Give the number of lines in the data below where the word "title" appears, and nothing besides.

◇ ◇ ◇

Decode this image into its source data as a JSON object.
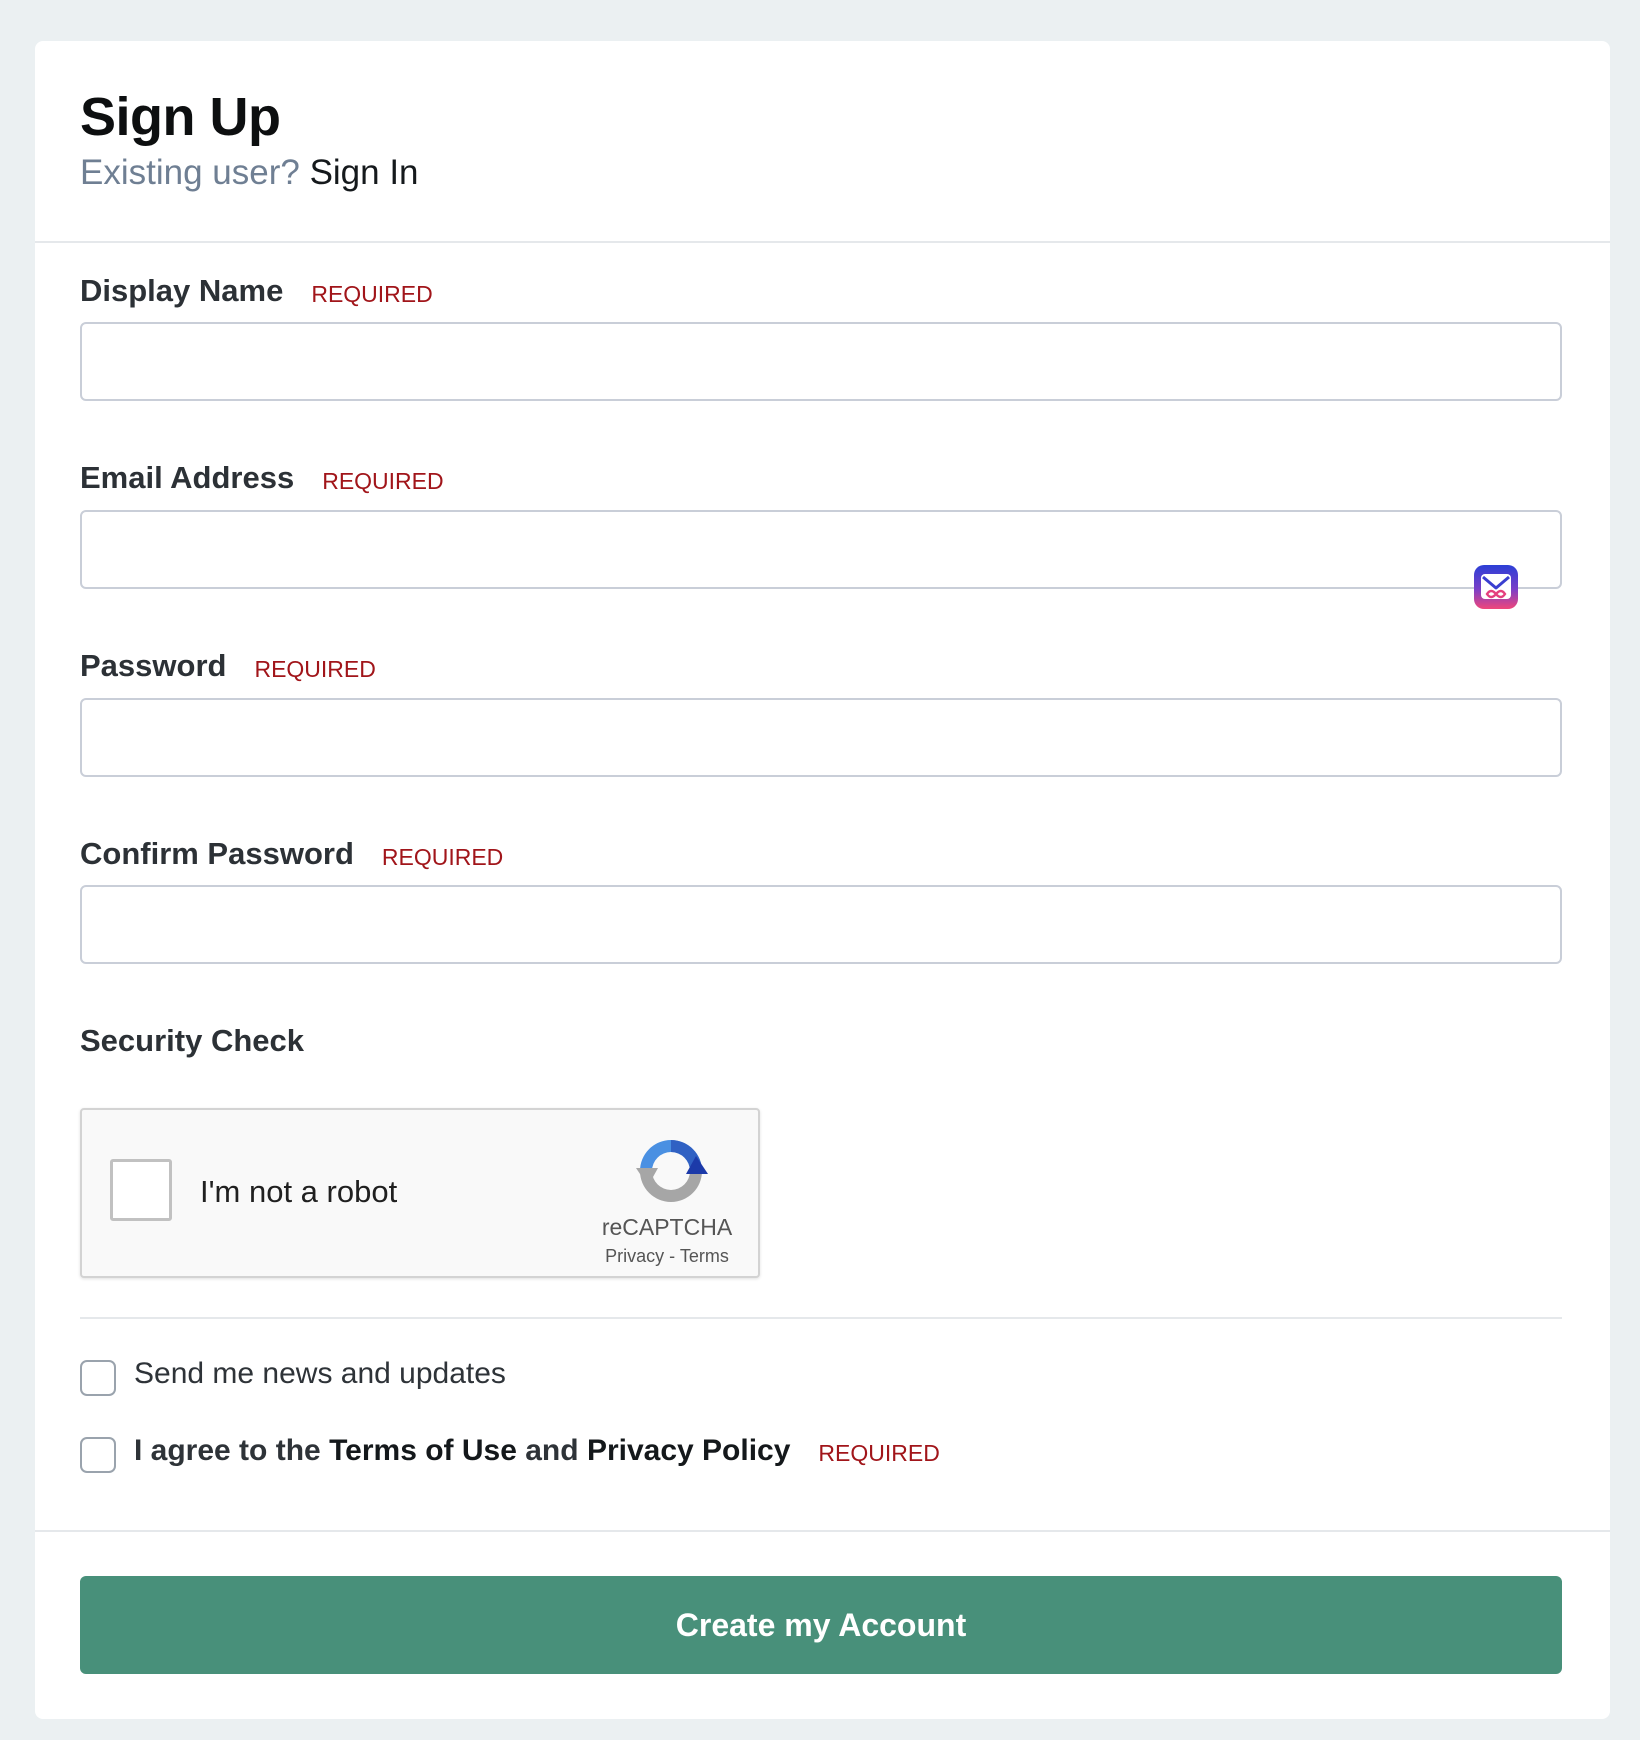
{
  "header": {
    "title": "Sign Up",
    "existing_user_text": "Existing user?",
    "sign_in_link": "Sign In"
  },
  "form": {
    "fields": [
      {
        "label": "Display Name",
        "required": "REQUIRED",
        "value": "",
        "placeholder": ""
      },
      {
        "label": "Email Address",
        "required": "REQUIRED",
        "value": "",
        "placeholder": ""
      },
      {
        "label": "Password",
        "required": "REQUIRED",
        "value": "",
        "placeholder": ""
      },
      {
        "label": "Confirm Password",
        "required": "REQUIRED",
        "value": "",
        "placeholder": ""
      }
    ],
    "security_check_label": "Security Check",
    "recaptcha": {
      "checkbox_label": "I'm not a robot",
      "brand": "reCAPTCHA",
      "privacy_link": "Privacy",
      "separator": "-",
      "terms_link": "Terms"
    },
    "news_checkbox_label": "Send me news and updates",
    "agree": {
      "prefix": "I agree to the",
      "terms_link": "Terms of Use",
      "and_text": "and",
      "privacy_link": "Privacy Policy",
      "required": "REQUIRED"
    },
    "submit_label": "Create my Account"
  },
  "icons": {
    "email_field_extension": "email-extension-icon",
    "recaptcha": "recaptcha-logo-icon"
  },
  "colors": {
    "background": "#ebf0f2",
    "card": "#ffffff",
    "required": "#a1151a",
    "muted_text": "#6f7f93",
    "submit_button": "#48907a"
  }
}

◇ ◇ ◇

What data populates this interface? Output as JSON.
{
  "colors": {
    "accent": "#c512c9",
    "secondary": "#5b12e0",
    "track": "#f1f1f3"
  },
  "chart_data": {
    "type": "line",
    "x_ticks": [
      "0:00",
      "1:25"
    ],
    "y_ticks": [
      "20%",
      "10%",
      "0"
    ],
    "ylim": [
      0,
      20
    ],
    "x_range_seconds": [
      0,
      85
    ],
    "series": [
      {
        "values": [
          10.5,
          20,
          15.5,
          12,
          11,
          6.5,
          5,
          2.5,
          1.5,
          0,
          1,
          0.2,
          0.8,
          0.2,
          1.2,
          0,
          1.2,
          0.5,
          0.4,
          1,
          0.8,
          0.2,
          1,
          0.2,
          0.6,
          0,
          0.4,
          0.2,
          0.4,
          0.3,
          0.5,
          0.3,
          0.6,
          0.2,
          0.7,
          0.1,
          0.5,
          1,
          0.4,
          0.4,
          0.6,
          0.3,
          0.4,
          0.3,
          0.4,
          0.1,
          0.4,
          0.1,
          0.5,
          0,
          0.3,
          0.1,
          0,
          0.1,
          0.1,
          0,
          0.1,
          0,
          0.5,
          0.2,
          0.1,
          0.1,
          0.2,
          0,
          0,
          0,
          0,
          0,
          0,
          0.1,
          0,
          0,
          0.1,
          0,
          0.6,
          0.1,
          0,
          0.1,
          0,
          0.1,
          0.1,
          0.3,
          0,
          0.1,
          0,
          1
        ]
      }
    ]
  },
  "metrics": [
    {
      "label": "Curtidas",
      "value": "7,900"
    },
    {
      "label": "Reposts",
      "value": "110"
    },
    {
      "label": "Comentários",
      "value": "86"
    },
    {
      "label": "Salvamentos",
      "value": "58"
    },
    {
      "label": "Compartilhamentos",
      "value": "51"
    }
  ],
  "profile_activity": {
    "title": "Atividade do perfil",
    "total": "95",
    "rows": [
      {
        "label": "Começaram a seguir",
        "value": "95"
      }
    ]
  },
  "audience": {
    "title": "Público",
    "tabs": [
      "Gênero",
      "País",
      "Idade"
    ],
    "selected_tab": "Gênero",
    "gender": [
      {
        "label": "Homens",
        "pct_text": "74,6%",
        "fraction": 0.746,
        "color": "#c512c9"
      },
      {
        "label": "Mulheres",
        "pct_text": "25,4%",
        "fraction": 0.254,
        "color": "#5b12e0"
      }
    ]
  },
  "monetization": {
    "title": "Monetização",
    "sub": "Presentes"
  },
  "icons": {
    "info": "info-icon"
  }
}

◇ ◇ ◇

▶ [REPLY]:
4